# [What is needed]
Copy all lines below containing "this".

··· Task data

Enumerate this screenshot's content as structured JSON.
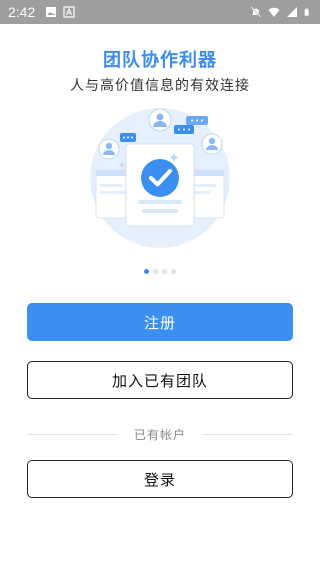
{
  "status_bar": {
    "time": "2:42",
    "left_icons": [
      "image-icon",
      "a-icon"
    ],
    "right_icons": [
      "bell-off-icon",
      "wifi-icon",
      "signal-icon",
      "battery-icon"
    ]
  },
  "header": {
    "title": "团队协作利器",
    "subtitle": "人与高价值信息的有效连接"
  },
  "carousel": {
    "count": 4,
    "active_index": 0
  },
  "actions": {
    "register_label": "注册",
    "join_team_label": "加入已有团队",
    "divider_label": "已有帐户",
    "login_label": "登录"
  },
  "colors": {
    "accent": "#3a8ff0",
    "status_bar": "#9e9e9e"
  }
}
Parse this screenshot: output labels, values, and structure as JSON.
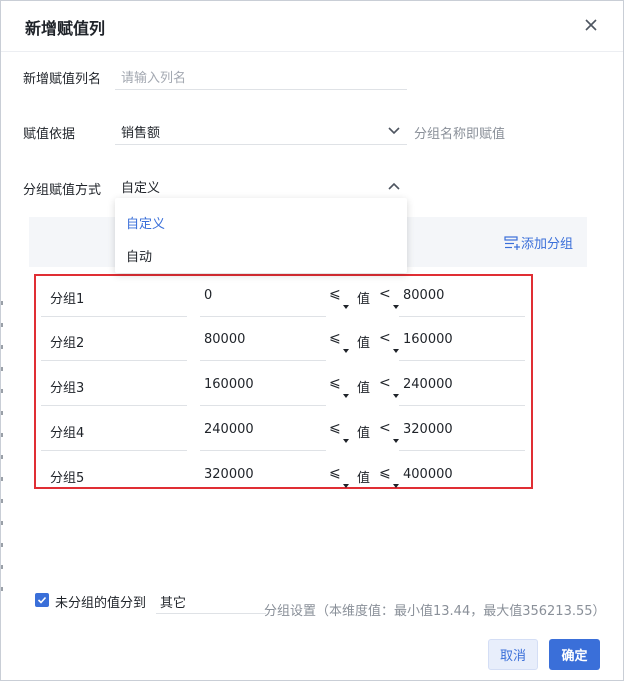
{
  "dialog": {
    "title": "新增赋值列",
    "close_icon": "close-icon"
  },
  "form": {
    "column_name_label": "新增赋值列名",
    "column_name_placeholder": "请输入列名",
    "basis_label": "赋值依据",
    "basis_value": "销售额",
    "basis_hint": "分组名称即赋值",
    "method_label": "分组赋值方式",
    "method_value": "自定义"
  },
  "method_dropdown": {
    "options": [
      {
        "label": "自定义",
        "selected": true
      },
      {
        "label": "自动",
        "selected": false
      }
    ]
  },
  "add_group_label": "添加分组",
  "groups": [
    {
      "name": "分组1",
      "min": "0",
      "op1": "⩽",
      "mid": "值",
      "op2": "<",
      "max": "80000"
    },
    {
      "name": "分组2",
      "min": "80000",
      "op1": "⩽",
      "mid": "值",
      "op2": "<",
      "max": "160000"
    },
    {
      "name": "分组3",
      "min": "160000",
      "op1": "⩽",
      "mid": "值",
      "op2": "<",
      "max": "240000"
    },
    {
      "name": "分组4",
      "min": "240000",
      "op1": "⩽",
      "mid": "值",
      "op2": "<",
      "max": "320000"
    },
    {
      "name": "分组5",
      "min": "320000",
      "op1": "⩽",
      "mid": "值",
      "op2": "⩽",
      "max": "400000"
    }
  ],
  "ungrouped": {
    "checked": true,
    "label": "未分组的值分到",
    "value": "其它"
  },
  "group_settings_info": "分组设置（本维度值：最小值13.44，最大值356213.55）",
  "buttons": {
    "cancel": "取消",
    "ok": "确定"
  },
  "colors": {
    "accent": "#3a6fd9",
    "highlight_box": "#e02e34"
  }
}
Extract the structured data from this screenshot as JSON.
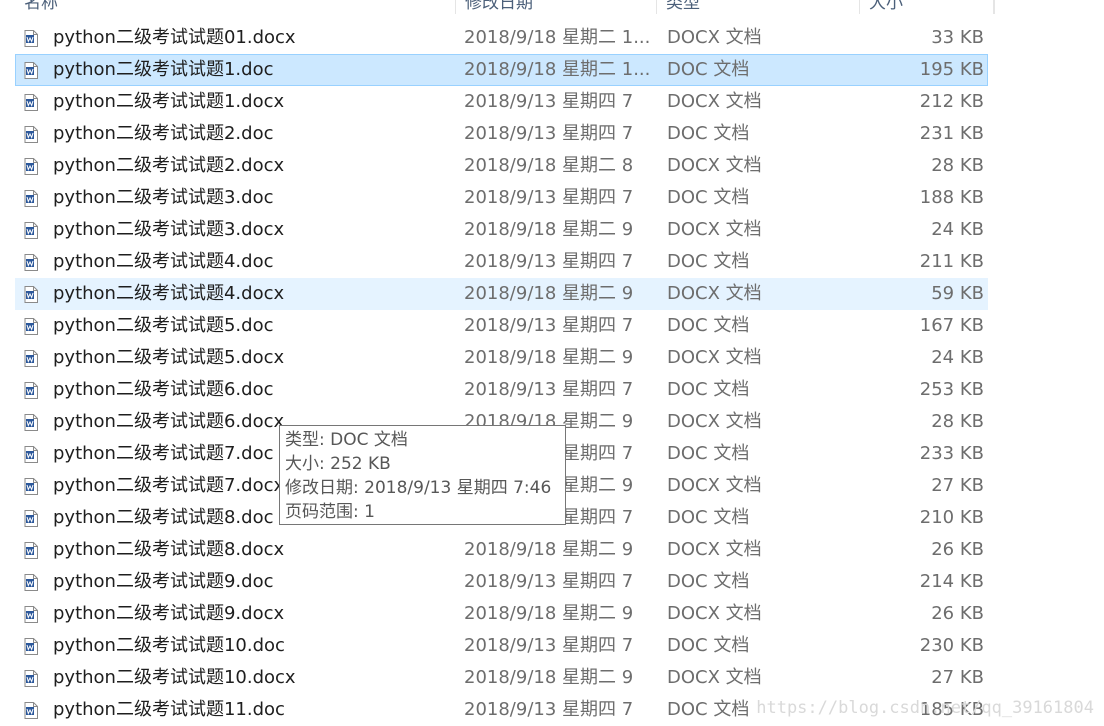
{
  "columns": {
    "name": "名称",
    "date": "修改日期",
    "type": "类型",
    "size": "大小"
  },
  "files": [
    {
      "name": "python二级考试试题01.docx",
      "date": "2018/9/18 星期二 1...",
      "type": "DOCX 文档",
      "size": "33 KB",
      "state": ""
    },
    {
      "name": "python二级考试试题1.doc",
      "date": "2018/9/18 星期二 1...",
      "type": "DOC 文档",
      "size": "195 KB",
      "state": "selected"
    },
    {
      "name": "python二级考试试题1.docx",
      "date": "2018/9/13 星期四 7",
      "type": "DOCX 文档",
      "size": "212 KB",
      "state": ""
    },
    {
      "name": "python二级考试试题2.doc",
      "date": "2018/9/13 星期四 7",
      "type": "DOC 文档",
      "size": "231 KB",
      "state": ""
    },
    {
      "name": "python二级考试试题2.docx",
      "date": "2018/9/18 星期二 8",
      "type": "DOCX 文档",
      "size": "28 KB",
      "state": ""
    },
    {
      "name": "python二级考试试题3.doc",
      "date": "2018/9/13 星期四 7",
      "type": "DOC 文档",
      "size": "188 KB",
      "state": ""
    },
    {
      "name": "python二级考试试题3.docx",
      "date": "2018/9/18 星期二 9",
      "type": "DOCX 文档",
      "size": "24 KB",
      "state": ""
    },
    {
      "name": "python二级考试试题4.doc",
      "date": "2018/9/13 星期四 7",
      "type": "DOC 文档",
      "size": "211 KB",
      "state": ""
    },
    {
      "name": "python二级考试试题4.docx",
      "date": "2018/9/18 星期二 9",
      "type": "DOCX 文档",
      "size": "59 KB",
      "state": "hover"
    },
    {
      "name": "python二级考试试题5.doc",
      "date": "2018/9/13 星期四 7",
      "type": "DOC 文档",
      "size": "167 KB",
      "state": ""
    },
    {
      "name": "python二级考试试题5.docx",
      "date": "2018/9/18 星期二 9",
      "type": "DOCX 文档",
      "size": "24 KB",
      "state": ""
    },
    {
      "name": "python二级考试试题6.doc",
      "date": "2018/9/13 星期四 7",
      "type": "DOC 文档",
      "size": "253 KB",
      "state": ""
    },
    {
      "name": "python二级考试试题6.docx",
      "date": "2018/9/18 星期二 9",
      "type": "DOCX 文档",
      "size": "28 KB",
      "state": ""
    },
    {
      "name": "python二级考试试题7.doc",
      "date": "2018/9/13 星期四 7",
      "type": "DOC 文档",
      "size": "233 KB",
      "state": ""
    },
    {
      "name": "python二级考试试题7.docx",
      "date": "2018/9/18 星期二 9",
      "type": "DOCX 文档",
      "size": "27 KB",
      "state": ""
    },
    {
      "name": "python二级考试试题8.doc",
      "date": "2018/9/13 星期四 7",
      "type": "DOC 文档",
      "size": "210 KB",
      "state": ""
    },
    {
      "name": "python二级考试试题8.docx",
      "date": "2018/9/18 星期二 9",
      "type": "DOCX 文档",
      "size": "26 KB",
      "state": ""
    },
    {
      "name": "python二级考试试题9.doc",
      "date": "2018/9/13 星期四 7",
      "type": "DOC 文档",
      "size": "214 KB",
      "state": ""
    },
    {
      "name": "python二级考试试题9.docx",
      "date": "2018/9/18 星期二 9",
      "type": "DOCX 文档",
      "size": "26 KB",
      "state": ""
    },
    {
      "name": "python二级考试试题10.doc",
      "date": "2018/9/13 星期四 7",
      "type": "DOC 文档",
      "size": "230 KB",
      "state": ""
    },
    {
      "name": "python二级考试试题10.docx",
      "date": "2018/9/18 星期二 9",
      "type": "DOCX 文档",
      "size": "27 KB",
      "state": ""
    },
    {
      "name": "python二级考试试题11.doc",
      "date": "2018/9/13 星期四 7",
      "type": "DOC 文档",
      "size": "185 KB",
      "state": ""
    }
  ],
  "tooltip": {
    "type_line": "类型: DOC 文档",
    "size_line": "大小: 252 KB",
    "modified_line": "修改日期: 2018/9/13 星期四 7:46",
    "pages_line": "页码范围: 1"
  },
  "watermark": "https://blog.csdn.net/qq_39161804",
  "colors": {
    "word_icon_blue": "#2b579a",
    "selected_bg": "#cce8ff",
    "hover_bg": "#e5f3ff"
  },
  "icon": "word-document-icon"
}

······
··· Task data

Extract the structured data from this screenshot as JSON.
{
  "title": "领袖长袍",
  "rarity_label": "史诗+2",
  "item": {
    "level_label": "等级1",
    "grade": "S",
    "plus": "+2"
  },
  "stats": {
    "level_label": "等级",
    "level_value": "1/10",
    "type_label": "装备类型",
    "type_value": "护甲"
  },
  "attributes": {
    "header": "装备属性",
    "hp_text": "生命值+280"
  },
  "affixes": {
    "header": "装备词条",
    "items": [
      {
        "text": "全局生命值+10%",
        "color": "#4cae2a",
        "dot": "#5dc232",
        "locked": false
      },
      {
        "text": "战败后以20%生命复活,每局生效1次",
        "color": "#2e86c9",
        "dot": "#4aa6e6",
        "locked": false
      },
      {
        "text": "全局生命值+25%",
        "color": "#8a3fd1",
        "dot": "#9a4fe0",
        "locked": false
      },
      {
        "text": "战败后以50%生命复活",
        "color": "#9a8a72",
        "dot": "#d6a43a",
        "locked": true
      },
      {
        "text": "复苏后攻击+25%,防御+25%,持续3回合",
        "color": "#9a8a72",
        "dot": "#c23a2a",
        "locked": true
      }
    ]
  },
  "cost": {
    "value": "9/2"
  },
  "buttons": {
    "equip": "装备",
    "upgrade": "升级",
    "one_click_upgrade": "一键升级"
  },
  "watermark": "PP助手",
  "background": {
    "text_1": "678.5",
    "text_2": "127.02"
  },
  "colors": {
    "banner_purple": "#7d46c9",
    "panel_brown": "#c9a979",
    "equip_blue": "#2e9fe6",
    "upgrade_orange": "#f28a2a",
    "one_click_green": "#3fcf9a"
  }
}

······

# [Exercise result]
Enumerate this screenshot's content as structured JSON.
Parse this screenshot: output labels, values, and structure as JSON.
Extract the structured data from this screenshot as JSON.
Extract the structured data from this screenshot as JSON.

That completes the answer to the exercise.